In his Calvin, Geneva, and the Reformation, Ronald Wallace shoots the tired old hypothesis full of holes. After first surveying Calvin’s teaching on usury, and pointing out just how restrictive his “permission” of it was, he tells us:
“Though he believed in the necessity of some distinctions remaining, he believed that the appearance of extreme differences in wealth and poverty within a community was inexcusably evil. His comment on Paul’s ideal that ‘through giving there should be equality’ is illuminating. ‘Equality’, in Paul’s mind, he thinks means a ‘fair proportioning of our resources that we may, so far as funds allow, help those in difficulties that there may not be some in affluence and others in want’. The vision given in Christ’s parable of Lazarus in heaven lying at the bosom of Abraham implies that riches do not shut against any man the gate of the Kingdom of Heaven but that it is open alike to all who have either made a sober use of riches, or patiently endured the want of them.
“Calvin believed that Christ’s command to us to ‘sell your possessions and give alms’ might under certain circumstances demand the giving away of capital as well as current income. It enjoined that ‘we must not be satisfied with bestowing on the poor what we can easily spare, but that we must not refuse to part with our estates, if their revenue does not supply the wants of the poor. His meaning is ‘Let your liberality go so far as to lessen your patrimony and dispose of your lands.’ . . . The answer the Lord gives to the greedy who argue too much about their rights to keep their own is, ‘It is indeed thine, but on this condition, that thou share it with the hungry and thirsty, not that thou eat it thyself alone.’ . . . This teaching tends to have more in common with medieval thought than that which lay behind the vigorous growth of Capitalism.”
In short, Calvin appears to have held back to the traditional Christian teaching that private right to property must serve the end of common use, otherwise this “right” degenerated into a wrong against the neighbor, and that the persistence of significant inequality in resources was therefore immoral insofar as it was avoidable. But it gets even more interesting. Wallace suggests that Calvin challenged the ethos that is perhaps the chief pillar of capitalism and of modern life, an ethos that few even think to question, so deep is our faith in its benefits—competition:
“It must be noted at this point that Calvin could never have approved of the idea of a competitive society. Rivalry and struggle of one member with another is impossible within a true Christian body. No member is living in full health while competing with another. It is interesting to find how closely on this mater Calvin’s thought comes to that of Kropotkin the anarchist.

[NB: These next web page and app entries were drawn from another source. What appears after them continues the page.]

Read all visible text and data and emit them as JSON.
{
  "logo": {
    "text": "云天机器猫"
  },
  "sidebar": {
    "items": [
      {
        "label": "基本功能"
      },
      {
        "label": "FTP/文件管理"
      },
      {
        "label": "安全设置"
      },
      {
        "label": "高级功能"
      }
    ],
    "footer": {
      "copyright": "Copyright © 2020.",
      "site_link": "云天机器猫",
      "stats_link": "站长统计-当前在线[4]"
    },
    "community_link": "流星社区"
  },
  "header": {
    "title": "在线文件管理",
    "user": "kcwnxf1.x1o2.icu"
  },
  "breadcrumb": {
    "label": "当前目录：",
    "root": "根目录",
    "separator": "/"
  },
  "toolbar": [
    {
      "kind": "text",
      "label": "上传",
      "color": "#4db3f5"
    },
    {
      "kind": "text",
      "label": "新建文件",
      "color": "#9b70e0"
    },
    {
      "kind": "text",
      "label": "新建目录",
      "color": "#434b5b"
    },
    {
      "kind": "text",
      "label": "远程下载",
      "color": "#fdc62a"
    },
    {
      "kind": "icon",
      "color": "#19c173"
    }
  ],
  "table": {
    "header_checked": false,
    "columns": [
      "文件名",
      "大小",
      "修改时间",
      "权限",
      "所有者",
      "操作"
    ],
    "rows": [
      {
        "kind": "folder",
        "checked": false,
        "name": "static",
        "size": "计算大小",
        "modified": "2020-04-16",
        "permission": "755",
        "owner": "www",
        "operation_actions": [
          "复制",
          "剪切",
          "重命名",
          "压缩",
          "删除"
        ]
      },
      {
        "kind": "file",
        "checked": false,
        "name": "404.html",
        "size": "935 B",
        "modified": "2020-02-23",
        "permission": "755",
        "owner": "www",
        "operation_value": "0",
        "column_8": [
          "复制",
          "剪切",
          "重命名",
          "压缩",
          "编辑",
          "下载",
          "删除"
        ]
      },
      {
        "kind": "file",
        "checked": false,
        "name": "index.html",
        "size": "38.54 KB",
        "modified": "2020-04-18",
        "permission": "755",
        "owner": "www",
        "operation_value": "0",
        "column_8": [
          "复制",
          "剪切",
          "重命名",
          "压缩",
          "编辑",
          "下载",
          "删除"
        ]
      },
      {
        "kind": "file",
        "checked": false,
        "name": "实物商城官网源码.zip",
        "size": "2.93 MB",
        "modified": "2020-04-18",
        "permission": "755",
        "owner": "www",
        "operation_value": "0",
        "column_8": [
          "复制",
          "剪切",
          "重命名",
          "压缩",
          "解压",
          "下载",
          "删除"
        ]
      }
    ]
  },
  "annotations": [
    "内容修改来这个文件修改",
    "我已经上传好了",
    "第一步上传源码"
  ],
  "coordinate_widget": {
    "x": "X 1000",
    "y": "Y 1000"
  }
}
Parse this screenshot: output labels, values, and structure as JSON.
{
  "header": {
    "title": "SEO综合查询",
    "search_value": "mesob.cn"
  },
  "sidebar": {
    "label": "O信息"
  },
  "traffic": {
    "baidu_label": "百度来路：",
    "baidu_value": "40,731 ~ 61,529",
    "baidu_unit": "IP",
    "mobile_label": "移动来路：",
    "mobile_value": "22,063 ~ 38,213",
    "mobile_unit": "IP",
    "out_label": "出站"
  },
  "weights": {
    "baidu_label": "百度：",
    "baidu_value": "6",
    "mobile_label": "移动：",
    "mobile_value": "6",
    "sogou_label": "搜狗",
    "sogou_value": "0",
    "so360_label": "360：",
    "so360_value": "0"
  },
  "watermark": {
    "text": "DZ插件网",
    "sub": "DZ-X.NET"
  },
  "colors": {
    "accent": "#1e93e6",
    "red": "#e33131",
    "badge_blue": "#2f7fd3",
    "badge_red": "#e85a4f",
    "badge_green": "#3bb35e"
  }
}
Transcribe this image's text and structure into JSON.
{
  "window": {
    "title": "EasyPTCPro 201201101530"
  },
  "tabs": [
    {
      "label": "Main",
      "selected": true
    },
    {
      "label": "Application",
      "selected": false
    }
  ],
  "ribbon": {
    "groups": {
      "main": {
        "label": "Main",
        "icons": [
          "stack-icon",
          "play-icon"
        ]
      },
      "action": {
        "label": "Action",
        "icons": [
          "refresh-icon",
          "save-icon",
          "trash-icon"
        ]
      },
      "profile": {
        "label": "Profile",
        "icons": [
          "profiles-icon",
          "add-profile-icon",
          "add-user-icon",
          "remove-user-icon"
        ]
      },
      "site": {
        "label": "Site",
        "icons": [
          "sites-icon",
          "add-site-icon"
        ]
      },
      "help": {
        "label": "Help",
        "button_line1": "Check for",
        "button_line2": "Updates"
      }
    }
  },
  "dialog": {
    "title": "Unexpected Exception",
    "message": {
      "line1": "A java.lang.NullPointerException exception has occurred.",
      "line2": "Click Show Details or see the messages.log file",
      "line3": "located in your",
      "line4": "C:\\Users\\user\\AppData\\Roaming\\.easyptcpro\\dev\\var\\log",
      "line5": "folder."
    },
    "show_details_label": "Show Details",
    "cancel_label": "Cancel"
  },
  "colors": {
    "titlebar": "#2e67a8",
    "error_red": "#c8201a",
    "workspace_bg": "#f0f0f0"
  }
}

In contrast to Hobbes, and to all thinkers who look back to the natural state of man in society as being one of continuous struggle, Kropotkin believed that ‘the law of nature was the law of cooperation, of mutual aid rather than struggle. Within each species mutual support was the rule. . . .’
“Moreover, Calvin was always warning about the deadly effects of covetousness—an unquenchable and irresistible fire in the soul destructive of all individual and social good. He called those who extorted cheap labour from the poor, blood-suckers, murderers of a worse type than any street thug. He was never weary of castigating those who used their financial power to draw money from others to themselves. He expreses his dismay that when prices were so high wealthy merchants could keep their granaries closed in order to raise the price even higher and thus to cut the throat of poor people’. Nothing in the commercial world, he believed, could be lawful which was hurtful to other people, and ‘all bargains in which the one party unrighteously strives to make gain by the loss of the other party’ are condemned. The idea that any form of rivalry in commercial enterprise could help society or tht self-seeking could further the common interest could never have entered his mind. He believed in restraining rather than in setting free the competitive spirit.
“The spirit of Calvin has therefore nothing in common with the ‘Spirit of Capitalism’.”
To be sure, so insistently does Wallace press his case here that it seems that he has an anti-capitalist axe of his own to grind. Nonetheless, most our modern cheery capitalist-cum-Calvinists would do well to consider these points of rivalry between the two creeds.